··· EXCERPTED RECORDS

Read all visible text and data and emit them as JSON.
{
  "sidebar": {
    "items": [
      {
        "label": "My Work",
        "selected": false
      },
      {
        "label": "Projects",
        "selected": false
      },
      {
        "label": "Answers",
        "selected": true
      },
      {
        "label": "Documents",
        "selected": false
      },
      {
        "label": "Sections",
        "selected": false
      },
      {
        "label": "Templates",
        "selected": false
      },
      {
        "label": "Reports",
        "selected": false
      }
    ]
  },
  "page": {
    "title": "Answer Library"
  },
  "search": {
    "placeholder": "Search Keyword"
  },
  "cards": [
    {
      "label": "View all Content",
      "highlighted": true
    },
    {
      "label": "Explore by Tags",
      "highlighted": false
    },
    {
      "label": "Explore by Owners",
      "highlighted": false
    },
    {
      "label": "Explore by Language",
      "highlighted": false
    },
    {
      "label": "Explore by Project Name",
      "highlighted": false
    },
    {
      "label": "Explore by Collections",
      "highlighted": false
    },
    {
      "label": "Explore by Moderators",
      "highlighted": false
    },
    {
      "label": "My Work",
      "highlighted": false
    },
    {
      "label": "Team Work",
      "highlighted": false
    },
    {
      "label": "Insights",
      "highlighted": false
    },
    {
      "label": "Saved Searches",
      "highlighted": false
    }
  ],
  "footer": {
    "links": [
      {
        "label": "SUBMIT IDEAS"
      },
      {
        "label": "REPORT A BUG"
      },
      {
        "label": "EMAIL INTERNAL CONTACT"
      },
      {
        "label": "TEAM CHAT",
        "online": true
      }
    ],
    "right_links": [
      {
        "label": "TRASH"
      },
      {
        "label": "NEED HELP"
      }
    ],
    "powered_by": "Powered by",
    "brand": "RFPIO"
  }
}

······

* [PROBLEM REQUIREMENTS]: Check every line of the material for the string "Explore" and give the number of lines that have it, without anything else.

* [EXERCISE RESULT]: 6